This fact sheet describes in brief the benefits of walking, as well as practical strategies for setting goals. It is a valuable resource not only for care providers and people living with mental illness but also for anyone who wishes to improve their quality of life. Walking is a gentle form of physical activity accessible to many people. Over 145 million adults choose to walk to achieve physical activity goals; research has shown that walking increases longevity and improves overall well-being. Walking does not require any equipment or membership, so it is often the preferred choice of physical activity for many people diagnosed with a serious mental illness, who can frequently experience barriers to more specialized forms of exercise.

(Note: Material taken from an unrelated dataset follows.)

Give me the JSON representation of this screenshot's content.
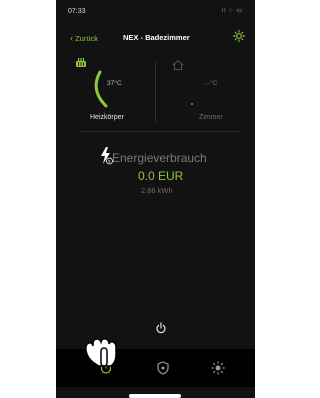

With guidance from a physician, walking as a moderate physical activity can improve cognition, relieve stress, and decrease symptoms of depression, anxiety, and even schizophrenia. Walking goals should be realistic and short-term to help develop and sustain a routine. Experts suggest walking at least 30 minutes per day, 5 days a week. People who want to walk regularly should consider safe places where they can walk, medications or medical conditions that may affect their walking, and people who might walk with them, as sharing the activity with others provides the additional benefit of social support and can prevent boredom.

This resource was first shared in 2018.